Exercise goal
Your output is the line containing "What data populates" plus all lines after it to the end of the records, reproduced exactly, with nothing else.

Records provided START

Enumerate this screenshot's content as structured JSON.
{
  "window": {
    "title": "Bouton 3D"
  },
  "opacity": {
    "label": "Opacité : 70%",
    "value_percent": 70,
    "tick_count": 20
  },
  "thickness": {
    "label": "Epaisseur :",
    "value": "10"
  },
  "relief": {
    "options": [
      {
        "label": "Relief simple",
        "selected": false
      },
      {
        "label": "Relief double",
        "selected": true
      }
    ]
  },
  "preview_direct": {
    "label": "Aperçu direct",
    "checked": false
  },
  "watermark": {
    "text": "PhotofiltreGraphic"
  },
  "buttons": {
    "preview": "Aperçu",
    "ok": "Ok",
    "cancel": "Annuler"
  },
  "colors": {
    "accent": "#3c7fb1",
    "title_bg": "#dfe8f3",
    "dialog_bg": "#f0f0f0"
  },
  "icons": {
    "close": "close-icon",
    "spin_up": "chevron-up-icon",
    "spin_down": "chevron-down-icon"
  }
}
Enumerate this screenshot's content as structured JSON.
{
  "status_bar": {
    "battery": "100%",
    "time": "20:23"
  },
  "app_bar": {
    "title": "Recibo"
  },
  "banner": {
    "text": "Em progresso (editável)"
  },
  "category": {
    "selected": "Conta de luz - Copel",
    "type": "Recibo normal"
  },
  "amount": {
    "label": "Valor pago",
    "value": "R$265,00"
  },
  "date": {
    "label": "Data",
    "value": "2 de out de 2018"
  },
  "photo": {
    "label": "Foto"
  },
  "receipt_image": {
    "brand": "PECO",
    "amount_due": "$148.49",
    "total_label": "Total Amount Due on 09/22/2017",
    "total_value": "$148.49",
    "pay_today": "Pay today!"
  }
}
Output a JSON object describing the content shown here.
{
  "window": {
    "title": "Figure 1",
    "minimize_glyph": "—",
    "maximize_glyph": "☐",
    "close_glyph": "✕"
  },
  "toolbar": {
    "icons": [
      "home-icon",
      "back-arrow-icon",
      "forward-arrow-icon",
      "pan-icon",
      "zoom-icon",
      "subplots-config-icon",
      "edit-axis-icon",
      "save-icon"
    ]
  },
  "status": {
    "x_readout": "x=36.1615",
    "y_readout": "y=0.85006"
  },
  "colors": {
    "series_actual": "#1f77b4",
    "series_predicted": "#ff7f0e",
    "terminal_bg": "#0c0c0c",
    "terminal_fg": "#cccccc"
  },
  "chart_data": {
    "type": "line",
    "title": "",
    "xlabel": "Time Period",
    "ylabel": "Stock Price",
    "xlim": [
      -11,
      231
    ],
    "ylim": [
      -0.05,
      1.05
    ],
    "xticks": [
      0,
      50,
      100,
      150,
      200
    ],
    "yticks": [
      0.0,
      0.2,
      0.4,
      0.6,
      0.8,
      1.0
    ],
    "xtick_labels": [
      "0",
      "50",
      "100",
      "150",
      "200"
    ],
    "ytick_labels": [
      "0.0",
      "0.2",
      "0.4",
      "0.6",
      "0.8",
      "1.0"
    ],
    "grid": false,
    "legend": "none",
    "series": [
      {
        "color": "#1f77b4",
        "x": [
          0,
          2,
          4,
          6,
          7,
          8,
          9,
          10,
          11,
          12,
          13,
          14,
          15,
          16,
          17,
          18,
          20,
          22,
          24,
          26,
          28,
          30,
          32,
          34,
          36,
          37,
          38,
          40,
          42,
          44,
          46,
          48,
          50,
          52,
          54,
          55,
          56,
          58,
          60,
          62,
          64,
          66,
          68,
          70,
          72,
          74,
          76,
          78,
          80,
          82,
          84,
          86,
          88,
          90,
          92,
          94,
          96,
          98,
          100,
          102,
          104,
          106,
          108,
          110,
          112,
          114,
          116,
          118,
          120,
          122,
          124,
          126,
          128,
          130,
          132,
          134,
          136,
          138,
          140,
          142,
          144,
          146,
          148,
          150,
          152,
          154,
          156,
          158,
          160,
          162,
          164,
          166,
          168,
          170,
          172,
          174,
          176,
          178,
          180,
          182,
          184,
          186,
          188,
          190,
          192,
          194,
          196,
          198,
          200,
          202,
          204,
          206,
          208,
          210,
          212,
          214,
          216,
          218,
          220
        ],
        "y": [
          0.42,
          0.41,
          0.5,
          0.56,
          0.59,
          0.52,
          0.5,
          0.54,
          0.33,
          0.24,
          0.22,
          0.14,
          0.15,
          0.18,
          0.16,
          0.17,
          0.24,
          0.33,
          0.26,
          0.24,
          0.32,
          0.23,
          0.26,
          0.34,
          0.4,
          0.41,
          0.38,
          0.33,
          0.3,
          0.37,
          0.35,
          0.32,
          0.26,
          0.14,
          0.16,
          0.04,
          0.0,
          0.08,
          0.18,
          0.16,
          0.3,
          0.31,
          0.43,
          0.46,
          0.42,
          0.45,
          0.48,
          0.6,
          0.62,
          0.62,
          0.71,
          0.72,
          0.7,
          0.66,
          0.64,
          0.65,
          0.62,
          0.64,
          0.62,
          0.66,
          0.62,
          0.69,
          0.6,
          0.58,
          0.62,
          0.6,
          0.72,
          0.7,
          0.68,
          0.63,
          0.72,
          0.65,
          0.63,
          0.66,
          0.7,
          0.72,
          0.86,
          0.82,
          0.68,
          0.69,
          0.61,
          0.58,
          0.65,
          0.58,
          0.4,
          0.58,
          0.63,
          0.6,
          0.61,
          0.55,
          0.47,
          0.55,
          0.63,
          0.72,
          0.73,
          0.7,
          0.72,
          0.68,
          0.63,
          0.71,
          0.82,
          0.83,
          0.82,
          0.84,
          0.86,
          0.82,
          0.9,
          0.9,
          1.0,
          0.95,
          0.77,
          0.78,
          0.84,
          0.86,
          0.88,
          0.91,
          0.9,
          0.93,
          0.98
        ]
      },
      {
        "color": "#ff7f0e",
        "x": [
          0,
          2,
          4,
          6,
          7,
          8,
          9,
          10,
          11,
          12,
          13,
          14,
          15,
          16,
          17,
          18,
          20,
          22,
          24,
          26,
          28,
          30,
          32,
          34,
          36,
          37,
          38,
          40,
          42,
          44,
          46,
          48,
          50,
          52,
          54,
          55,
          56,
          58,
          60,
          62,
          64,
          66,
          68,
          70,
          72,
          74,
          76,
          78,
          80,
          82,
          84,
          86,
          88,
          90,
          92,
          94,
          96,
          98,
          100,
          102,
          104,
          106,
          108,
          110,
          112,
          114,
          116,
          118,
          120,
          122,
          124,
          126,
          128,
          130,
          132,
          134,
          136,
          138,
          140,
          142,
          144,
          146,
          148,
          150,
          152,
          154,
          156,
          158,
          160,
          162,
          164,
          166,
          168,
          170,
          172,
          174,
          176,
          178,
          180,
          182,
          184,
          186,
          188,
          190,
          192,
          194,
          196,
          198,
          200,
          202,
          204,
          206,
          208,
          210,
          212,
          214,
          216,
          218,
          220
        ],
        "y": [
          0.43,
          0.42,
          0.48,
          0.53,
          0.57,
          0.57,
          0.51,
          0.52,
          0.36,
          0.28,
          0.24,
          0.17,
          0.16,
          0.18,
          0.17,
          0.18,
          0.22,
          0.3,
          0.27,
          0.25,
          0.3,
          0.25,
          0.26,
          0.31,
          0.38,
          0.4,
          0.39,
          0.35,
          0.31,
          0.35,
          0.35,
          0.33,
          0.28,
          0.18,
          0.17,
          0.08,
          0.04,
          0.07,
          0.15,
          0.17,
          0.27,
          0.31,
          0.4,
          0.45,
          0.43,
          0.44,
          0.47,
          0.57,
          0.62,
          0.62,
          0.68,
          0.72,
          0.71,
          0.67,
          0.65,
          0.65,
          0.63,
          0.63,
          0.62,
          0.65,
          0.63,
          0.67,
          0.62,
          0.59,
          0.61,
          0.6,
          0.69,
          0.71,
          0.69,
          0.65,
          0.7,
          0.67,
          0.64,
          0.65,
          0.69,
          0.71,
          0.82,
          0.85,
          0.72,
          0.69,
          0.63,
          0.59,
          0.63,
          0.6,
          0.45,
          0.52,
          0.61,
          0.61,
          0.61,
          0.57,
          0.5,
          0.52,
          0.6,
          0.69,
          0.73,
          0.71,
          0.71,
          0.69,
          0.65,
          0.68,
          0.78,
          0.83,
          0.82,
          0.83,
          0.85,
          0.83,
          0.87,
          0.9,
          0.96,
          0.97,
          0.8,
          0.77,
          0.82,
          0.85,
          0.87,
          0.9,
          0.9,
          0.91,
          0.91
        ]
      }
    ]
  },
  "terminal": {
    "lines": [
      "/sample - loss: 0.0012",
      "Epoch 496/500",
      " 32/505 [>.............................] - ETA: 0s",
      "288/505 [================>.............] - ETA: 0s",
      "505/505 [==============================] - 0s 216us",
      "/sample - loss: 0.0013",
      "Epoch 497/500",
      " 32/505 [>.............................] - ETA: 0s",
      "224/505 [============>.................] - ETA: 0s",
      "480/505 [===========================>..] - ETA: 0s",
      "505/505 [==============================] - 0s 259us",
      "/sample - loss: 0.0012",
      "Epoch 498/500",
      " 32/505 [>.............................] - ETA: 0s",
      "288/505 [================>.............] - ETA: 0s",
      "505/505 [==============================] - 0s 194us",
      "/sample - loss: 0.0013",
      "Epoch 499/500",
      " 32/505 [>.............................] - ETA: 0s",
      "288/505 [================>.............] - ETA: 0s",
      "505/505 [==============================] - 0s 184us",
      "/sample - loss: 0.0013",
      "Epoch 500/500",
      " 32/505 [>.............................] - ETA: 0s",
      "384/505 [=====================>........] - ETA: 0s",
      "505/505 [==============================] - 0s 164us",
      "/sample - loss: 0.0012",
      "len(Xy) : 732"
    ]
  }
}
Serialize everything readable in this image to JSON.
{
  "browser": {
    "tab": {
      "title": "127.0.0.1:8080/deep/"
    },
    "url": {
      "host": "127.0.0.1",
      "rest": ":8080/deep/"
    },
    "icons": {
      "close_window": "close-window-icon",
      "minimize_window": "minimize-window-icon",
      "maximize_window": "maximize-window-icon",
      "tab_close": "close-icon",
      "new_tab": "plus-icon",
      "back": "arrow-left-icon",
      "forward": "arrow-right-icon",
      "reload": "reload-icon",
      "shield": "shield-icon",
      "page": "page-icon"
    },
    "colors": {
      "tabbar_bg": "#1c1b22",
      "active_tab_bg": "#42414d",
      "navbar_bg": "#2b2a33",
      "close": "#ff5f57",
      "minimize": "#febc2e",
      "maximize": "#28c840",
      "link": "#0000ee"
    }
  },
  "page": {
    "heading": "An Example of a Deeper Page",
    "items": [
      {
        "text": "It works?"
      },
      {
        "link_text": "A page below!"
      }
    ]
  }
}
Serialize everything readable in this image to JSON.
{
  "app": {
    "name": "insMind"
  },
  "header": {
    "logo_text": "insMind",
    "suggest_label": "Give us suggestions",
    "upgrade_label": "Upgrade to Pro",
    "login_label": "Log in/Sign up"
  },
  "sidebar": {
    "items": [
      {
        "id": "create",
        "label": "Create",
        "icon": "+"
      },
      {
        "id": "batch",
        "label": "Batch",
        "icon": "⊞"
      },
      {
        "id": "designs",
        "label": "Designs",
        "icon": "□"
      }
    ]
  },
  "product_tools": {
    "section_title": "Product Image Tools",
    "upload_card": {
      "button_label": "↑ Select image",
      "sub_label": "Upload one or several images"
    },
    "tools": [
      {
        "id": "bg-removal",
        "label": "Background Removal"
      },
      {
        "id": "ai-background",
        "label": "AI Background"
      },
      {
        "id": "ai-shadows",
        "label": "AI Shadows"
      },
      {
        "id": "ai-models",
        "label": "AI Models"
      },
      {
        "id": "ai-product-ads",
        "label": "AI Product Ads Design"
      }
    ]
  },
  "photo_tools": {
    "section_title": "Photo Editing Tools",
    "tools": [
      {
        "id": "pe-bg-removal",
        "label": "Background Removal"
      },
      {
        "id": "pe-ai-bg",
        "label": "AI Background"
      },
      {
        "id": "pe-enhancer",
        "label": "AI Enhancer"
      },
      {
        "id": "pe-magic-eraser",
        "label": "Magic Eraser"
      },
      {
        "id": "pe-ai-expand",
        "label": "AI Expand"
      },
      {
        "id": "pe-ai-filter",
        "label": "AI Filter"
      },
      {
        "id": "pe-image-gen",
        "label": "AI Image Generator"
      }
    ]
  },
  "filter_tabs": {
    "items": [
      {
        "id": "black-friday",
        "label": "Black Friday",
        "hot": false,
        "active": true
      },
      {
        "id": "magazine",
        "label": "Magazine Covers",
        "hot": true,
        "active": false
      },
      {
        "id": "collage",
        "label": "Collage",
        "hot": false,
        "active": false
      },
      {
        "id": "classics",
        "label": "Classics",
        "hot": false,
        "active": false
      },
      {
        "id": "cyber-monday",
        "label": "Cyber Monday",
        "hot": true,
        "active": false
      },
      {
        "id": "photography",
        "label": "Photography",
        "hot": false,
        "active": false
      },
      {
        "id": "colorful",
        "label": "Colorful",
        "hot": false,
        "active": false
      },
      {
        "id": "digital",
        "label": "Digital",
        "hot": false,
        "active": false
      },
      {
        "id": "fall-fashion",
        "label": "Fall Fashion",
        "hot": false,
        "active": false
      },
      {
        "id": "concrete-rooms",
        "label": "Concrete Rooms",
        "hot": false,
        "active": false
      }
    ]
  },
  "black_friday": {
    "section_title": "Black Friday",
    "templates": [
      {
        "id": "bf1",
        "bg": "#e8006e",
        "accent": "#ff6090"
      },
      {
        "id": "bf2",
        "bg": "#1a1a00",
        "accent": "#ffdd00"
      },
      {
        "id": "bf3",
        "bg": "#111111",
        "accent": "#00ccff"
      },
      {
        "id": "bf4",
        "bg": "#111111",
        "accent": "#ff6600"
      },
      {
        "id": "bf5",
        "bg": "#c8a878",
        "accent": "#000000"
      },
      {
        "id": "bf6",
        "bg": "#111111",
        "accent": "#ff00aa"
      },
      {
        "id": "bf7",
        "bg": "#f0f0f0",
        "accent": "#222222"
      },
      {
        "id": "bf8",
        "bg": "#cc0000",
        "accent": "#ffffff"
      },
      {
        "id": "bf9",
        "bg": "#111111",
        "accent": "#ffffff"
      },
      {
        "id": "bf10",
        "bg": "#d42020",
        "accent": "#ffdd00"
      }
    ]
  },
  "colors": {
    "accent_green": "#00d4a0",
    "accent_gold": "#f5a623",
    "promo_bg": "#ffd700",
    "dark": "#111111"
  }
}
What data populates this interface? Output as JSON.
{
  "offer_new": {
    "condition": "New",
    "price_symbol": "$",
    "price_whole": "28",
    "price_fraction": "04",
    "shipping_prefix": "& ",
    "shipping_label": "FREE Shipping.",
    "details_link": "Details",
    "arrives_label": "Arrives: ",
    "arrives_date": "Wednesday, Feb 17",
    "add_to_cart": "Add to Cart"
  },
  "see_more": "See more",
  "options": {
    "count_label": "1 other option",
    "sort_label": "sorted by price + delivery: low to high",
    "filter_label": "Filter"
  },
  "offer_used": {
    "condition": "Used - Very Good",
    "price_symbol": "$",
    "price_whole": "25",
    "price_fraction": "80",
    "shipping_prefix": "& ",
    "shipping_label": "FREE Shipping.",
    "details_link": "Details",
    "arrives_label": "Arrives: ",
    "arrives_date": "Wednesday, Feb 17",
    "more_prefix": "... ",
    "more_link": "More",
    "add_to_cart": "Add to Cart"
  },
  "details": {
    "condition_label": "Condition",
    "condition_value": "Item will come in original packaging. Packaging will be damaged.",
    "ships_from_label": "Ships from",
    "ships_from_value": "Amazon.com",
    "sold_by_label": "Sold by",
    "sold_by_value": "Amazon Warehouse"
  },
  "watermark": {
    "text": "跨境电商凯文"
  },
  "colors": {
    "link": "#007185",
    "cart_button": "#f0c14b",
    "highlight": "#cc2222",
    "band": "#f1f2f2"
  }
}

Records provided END

The completed task
What data populates this interface? Output as JSON.
{
  "offer_new": {
    "condition": "New",
    "price_symbol": "$",
    "price_whole": "28",
    "price_fraction": "04",
    "shipping_prefix": "& ",
    "shipping_label": "FREE Shipping.",
    "details_link": "Details",
    "arrives_label": "Arrives: ",
    "arrives_date": "Wednesday, Feb 17",
    "add_to_cart": "Add to Cart"
  },
  "see_more": "See more",
  "options": {
    "count_label": "1 other option",
    "sort_label": "sorted by price + delivery: low to high",
    "filter_label": "Filter"
  },
  "offer_used": {
    "condition": "Used - Very Good",
    "price_symbol": "$",
    "price_whole": "25",
    "price_fraction": "80",
    "shipping_prefix": "& ",
    "shipping_label": "FREE Shipping.",
    "details_link": "Details",
    "arrives_label": "Arrives: ",
    "arrives_date": "Wednesday, Feb 17",
    "more_prefix": "... ",
    "more_link": "More",
    "add_to_cart": "Add to Cart"
  },
  "details": {
    "condition_label": "Condition",
    "condition_value": "Item will come in original packaging. Packaging will be damaged.",
    "ships_from_label": "Ships from",
    "ships_from_value": "Amazon.com",
    "sold_by_label": "Sold by",
    "sold_by_value": "Amazon Warehouse"
  },
  "watermark": {
    "text": "跨境电商凯文"
  },
  "colors": {
    "link": "#007185",
    "cart_button": "#f0c14b",
    "highlight": "#cc2222",
    "band": "#f1f2f2"
  }
}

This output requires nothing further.